In an age of increasing job automation, could the basic income hold the key to greater wellbeing and community cohesion. With experiments springing up around the world, 2016 may be the year basic income is put to the test, says Brenton Caffin.
A basic income is an income unconditionally granted to all on an individual basis, without means test or work requirement. It has been proposed at various times over the centuries by thinkers from Thomas More and John Stuart Mill to, more recently, Joseph Stiglitz and Thomas Piketty. Its attraction reaches across the political spectrum, from Martin Luther King to Milton Friedman.
Proponents of a basic income point to a host of benefits, ranging from ending poverty and reducing inequality, to securing better working conditions and greater recognition of unpaid contributions such as child rearing or volunteering. Non means-tested income is also much simpler to administrate making it a compelling proposition when considering ways to reduce fraud or levels of bureaucracy in welfare systems.
President Richard Nixon experimented with versions of the basic income in the 1970s (though in reality it was more like a tax credit). The trials suggested that recipients benefitted from the income but slightly reduced their hours in the labour force, though these findings are open to interpretation.

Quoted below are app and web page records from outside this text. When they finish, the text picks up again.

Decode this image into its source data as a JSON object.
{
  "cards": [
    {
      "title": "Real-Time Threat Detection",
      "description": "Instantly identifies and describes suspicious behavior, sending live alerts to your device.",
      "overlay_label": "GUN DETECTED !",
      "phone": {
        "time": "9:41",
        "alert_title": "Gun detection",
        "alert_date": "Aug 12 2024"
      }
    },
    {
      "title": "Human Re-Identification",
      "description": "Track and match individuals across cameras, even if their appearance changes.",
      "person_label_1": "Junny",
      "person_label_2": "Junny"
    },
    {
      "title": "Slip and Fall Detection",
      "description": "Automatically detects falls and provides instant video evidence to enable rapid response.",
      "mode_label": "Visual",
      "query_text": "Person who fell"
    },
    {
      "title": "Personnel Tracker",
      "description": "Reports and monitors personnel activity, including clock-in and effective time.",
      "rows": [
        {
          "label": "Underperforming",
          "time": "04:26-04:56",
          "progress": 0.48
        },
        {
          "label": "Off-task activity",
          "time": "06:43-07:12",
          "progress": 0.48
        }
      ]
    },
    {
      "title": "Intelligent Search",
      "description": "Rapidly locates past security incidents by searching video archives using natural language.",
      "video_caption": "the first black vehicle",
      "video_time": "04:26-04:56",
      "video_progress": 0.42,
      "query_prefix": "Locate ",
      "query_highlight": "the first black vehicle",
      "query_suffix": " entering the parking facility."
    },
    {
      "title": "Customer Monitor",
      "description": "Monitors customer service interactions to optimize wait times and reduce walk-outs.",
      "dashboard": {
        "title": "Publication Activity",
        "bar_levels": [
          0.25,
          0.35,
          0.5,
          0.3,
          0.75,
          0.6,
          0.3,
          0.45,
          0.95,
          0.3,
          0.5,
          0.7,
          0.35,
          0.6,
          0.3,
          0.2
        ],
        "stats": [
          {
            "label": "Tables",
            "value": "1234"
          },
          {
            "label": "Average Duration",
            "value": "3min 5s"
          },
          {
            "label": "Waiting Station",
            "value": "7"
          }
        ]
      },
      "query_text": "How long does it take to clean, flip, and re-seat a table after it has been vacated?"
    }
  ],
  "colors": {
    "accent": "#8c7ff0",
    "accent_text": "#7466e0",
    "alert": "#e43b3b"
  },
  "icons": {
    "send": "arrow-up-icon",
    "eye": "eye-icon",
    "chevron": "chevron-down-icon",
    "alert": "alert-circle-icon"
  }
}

A more recent project in Namibia to provide a village with a basic unconditional income has produced some interesting findings, including the ability of villagers to use the income as seed funding for micro-enterprises such as hairdressers and bakeries.
The bottom line however is that systematic trials have, up until now, been in short supply. But 2016 may be the year that this all changes.
A number of cities and countries in Europe have committed to trialling a basic income, including the Finnish government. Prime Minister Juha Sipilä stated that the basic income meant ‘simplifying the social security system’. Meanwhile the Dutch cities of Utrecht, Tilburg, Groningen and Wageningen are petitioning the Dutch national government to permit local trials.
Proposals for basic income are also appearing with greater frequency in political debate. Spain’s Podemos may have surprised supporters of the basic income by leaving it out of its manifesto released in November, but proposals have been put forward by the Pirate Party in Iceland. And in Canada, the women’s commission of Trudeau’s recently elected Liberal Party government has also called for a basic income pilot.
Activists in Switzerland recently collected 125,000 signatures in support of introducing a basic income, triggering a citizen-initiated referendum to be held in 2016. In September 2015, an overwhelming majority of the Swiss parliament recommended the people reject the initiative though public opinion remains more evenly divided.
Here in the UK, the introduction of universal citizen's income remains party policy of the Green Party. Charles Leadbeater recently proposed it as one of a number of imaginative ideas that could save the Labour Party and Corbyn advisers such as Richard Murphy are known to be supportive. The Liberal Democrats have previously proposed a citizen's income as party policy, and internal advocates are championing its return.
It is hard to see the current government introducing a basic income trial anytime soon, so instead the UK will probably have to settle for sitting on the sidelines and observing the results of the many experiments around the world. One thing is certain, we will have more evidence to examine by the end of 2016.
Here at Nesta, we can see many reasons why trialling a basic income would be a good idea, from our interest in shaping the economy of the future through to our work on inclusive models for economic growth, to our desire to see more people actively volunteer and contribute to public services and support one another in our vision for more people-powered health.
A basic income can provide a safety net for people wishing to retrain, which is worth considering given the massive technological changes that we anticipate in the decades ahead. It can enable citizens to make greater unpaid contributions to their communities, strengthening the fabric of social relations and reduce the burden of professional care. And the reduction in poverty brought about by a basic income can provide children with a much better start to life.
We’ll certainly be watching closely as the evidence from global trials starts to trickle in over the course of the next few years.